Data Driven Innovation

The ERPE is committed to the vision that Edinburgh should be the data capital of Europe. With the breadth of knowledge across the ERPE, this target is achievable. The next-generation technology developed within the partnership has already proved invaluable in improving the lives of many worldwide. These game-changing innovations have demonstrated not only how beneficial our research is for society, the economy and the environment but has cemented the relationships between academia and industry.

Data-Driven Innovation was agreed as a critical part of the Edinburgh and South East Scotland City Region Deal in 2017 to attract investment, fuelling entrepreneurship and delivering inclusive growth. The ERPE has been at the forefront of research from this £661m investment, producing groundbreaking technology.

Over 15 years, DDI will bring in £500M to both institutions, notably to support ERPE-related research and innovation. ERPE is investing £31.5M in building the National Robotarium (to open 2021), building on the Edinburgh Centre for Robotics (ECR) that leads the £36M ORCA Hub (funded through the Industry Strategic Challenge Fund (ISCF) programme on "Robotics and AI for Extreme Environments"). We also provide free and open online access to as much as possible of our raw data to ensure that the benefits are widespread. We disseminate our data from our experiments involving extreme/hazardous materials and processes using dedicated websites such as Edinburgh Datashare and the UKERC Energy Data Centre.

Below is a snapshot of our many innovative ideas that have grown from publications to applications and collaborations.

Technologies to Reduce Waste

Manufacturing companies are increasingly looking to reduce waste and become environmentally friendly businesses while improving process efficiencies. Professor Marc Desmulliez has created state-of-the-art sensor systems that help companies do just that. This revolutionary manufacturing research is opening new possibilities for the food and drink industries.

Marketed through the spin-out company MicroSense Technologies Ltd, the non-contact sensors enable companies to precisely monitor production lines and product quality, resulting in waste reduction, improved efficiencies and cash savings in raw material and plant loss.

Data-Driven Technology to Revolutionise Later Life Care

This multi-disciplinary project has played a leading role in a significant new partnership with Legal & General, aiming to improve understanding of care in later life and revolutionise its delivery.

The Centre will enable data-driven, personalised and affordable care that delivers independence, dignity and high quality of life for people living in their own homes or supported care environments. Research in digitising elderly care allows people in later life to remain independent in their own home, which is a critical objective for supporting the UK's ageing population and cutting mounting pressure on the UK's beleaguered social care system.

Advanced Care Research Centre (AC) will allow Edinburgh's open-sourced, data-based and cross-disciplinary approach to delivering critical positive changes to ageing and care.
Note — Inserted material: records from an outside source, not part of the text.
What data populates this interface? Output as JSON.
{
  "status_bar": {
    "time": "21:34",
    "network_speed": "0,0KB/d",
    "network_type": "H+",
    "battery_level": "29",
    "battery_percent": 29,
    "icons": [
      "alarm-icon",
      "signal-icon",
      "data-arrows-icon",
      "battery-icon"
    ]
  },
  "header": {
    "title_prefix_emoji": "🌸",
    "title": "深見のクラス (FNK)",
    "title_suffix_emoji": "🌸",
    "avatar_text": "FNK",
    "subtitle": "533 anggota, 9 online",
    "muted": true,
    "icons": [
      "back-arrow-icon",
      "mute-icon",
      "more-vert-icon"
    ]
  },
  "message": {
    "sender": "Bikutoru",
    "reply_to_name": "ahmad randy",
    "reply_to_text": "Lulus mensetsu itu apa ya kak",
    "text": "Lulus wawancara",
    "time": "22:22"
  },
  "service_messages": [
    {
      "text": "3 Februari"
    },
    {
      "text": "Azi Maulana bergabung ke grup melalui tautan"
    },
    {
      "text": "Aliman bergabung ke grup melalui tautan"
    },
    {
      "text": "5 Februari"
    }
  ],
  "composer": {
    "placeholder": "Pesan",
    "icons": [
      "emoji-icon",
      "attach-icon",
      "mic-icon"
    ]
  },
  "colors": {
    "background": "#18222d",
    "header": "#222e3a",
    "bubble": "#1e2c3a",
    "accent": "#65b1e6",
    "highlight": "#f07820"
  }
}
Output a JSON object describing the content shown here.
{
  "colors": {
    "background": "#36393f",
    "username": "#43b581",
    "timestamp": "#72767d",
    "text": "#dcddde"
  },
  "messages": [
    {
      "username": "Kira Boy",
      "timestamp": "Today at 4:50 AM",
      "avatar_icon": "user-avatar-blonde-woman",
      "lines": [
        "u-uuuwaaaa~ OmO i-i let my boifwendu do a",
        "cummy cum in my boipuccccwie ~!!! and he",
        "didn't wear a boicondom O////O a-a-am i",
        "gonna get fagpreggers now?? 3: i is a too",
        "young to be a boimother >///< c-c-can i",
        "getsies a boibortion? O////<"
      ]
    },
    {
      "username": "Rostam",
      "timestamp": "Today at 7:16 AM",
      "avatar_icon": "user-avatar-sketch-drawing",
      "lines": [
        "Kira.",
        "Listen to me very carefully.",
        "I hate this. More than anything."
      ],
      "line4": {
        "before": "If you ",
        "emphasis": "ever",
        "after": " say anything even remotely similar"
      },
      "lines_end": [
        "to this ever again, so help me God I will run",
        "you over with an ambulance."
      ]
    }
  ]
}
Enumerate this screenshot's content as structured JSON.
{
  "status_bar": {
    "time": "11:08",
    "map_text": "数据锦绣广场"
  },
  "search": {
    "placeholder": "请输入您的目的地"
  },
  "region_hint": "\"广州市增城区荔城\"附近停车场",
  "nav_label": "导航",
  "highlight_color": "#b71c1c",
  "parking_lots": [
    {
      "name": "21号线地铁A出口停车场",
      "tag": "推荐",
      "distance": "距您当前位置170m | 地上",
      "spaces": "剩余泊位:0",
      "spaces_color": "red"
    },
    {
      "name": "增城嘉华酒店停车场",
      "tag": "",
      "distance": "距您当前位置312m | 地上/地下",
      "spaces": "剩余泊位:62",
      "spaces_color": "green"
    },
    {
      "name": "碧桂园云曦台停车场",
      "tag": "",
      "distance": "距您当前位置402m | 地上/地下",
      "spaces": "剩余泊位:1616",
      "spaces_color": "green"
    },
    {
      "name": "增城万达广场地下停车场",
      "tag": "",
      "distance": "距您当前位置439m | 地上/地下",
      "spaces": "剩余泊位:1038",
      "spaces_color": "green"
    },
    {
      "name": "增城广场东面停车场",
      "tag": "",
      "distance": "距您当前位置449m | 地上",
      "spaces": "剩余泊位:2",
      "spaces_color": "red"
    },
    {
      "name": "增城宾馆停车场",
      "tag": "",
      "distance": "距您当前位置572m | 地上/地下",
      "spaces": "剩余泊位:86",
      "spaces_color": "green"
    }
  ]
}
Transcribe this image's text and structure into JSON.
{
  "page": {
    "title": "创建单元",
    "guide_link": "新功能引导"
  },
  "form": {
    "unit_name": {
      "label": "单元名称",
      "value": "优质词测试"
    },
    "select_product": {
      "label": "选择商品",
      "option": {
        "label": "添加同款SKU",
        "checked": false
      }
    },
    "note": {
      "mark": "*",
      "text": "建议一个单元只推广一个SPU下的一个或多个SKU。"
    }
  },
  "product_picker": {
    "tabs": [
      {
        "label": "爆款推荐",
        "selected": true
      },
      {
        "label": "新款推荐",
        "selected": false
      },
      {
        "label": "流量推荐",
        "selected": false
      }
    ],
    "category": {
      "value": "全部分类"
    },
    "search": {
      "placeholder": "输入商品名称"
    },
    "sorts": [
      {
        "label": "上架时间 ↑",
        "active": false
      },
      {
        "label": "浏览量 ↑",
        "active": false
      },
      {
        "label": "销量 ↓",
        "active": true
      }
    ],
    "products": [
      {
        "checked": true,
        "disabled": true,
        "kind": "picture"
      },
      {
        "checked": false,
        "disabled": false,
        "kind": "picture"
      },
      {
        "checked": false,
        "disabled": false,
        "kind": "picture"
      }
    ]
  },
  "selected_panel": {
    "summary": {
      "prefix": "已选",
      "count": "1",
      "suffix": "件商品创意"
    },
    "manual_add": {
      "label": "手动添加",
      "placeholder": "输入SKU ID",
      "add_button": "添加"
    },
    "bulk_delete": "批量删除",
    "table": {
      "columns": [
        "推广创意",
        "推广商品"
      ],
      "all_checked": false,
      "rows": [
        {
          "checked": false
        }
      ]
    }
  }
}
We find this a compelling and practical vision.

Empowering Communities to Control Their Own Energy Supply with Blockchain

Our academic staff have been studying the UK's energy future and are increasingly interested in community energy models' potential. The Smart Systems research group has rapidly established international recognition as being at the forefront of data analysis and embedded intelligence within critical infrastructure and energy systems.

Blockchain technology is often associated with energy-intensive cryptocurrency mining. However, our study highlights blockchains' potential in future energy systems by enabling emerging developments such as peer-to-peer energy trading among prosumers, Internet-of-Things and e-mobility applications. One house can buy excess renewable generation from a neighbour's solar panels or a community wind turbine.

Our research was cited in a research-based presentation as evidence to the US Congress. A new study by the Congressional Research Service (CRS), which provides policy and legal analysis to committees and Members of both the US House and Senate, references work from the University's Smart Systems Group (SSG). The report titled, Bitcoin, Blockchain and the Energy Sector, examines the popularity of cryptocurrencies, such as Bitcoin and the increasing energy demands of supporting these digital currencies.